At the current growth rate, per capita fish consumption is predicted to decline from 28 kg in 2018 to 23.9 kg in 2030, Prof Asiedu, stated saying, “fish consumption would increase, but people would be eating less fish.” 
Prof Asiedu made this known when speaking on a research update session, organised by the School of Natural Resources of the University in Sunyani on the theme “Managing our Natural Resources: Academia-Industry Partnership for Sustainable National Development.” 

The session was attended by natural resources experts. 
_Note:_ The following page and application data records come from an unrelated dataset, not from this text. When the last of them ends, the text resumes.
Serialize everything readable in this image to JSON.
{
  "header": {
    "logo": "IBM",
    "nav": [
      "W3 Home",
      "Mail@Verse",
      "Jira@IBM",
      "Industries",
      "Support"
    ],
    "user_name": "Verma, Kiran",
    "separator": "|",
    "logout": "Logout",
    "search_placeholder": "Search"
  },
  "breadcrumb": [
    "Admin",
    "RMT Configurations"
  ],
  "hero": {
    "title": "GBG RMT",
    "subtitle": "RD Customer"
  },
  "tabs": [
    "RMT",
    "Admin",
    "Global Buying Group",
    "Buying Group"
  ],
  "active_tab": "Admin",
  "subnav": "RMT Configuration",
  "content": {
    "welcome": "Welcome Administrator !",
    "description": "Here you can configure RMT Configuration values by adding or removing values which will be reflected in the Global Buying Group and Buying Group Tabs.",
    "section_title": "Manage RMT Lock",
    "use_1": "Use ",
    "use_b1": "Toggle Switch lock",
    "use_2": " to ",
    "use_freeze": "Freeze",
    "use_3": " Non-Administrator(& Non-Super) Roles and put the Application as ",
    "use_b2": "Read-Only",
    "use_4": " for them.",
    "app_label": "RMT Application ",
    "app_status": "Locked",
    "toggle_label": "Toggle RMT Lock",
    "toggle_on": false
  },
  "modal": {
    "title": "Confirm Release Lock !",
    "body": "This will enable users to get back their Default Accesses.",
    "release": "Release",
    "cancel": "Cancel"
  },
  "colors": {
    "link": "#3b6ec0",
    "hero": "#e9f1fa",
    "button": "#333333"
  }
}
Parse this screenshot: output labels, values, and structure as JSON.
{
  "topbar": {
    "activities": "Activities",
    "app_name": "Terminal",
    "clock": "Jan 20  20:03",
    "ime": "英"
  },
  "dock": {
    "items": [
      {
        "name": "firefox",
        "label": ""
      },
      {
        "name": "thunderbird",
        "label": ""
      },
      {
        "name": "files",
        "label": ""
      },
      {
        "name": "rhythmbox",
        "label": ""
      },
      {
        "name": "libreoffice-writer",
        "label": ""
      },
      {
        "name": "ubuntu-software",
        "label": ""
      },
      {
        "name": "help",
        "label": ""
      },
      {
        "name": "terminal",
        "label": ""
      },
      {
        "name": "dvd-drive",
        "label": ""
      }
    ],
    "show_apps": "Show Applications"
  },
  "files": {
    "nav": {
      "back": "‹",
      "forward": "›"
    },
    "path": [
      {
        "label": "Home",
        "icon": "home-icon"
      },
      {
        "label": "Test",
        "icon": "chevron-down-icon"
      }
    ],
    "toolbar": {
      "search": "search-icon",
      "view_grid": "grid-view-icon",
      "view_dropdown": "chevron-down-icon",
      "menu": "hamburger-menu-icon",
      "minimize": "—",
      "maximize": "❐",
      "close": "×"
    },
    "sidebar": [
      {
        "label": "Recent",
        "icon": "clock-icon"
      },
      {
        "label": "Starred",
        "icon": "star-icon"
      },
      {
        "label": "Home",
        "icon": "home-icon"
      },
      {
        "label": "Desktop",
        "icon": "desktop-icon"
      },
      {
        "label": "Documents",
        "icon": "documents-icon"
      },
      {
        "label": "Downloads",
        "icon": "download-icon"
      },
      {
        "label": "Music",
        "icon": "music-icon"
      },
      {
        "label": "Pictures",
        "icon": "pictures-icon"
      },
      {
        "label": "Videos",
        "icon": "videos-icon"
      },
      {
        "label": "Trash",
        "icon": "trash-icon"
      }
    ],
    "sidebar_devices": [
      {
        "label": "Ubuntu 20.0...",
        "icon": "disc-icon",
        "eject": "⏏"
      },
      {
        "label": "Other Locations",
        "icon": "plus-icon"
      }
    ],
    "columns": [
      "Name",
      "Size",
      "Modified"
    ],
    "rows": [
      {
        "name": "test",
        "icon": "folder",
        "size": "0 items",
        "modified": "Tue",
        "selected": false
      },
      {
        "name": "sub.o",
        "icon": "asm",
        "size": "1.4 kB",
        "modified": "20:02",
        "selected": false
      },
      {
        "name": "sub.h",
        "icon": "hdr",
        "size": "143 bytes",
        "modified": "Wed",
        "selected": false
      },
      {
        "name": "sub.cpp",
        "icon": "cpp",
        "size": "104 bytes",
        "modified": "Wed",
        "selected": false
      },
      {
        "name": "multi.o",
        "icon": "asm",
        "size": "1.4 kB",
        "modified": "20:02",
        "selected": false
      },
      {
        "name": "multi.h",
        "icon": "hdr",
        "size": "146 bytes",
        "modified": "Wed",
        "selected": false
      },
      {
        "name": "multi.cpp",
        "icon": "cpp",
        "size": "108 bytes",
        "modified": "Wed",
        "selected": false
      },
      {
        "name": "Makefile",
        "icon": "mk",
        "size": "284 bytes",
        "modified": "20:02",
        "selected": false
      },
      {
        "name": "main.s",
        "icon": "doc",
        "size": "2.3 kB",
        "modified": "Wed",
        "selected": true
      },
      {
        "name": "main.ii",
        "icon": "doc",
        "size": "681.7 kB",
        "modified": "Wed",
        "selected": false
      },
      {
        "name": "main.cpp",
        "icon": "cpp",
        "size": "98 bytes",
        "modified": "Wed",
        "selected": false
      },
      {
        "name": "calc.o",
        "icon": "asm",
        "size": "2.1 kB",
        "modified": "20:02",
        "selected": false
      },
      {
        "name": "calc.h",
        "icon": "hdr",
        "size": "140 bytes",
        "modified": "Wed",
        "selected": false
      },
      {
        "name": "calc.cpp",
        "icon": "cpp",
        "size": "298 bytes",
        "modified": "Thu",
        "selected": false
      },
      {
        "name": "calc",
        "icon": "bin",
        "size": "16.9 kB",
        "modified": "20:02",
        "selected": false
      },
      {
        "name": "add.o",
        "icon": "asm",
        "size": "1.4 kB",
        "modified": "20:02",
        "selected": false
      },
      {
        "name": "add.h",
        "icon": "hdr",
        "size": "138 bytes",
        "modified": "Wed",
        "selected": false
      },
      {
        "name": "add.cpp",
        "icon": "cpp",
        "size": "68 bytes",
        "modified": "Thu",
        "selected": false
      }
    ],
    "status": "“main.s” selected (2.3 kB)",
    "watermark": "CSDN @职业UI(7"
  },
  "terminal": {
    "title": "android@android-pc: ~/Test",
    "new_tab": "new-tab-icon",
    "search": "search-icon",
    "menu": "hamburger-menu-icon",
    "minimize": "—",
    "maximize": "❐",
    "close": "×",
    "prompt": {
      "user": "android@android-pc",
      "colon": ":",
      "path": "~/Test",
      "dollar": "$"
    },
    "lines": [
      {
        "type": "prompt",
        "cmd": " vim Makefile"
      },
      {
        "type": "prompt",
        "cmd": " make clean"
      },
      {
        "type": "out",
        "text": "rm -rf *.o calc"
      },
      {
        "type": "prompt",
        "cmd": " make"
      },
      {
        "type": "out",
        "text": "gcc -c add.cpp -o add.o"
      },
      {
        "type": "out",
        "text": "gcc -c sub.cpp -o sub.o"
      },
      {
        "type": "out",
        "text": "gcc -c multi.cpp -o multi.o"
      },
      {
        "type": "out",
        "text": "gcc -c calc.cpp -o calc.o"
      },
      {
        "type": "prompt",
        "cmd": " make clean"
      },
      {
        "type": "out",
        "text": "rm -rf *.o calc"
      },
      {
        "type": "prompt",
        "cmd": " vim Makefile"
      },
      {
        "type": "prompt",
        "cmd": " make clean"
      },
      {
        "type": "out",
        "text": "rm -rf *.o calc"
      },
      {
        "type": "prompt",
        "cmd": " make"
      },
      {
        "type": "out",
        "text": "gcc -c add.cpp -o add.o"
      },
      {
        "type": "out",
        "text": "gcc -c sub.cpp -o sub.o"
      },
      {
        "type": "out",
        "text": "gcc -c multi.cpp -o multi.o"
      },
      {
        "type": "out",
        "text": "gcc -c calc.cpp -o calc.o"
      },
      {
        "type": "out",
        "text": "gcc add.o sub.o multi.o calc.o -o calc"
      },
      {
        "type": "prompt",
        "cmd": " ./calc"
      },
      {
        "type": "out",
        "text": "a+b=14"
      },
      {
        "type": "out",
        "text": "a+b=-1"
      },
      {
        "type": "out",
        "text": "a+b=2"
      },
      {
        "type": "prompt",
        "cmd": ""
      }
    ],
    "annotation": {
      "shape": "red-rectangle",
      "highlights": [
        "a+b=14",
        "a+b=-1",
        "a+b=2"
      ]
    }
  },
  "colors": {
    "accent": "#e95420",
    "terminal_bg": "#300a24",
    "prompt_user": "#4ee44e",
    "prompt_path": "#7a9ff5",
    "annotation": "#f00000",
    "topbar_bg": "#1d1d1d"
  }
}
Prof Asiedu explained that as the cheapest and most consumed animal protein (60 percent) in the country, fish demand had increased rapidly over the past few years, growing from 960,000 tonnes in 2010 to 1.1 million tonnes in 2020. 
Within the same period, per capita fish consumption increased from 24.2 kg to 27.9 kg at a rate of 1.6 percent per annum. 
Following the gaps in the trends of production and consumption, Prof Asiedu called for an urgent need for policies to accelerate aqua-culture development in the country. 
He also underlined the importance of ensuring general improvement in the fisheries management practices, as well as exploration of adaptive strategies and thereby improve the adaptive capacity of fishers to climate change. 
Later in an interview, Mr. Hanson Kodzo Dzamefe, the Bono Regional Director of the Fisheries Commission, expressed concern about the nation’s over-reliance on marine fishes, and called for private sector collaboration to develop the nation’s aqua-culture sector. 
He said aquaculture had huge potential for job creation and food security, saying the inland fishing value chain could create millions of jobs if investments were put into the sector. 
Mr Dzamefe said aquaculture remained a lucrative business, and therefore, called on the unemployed youth and graduates to engage in commercial fish production to better their lots and advance national food security too.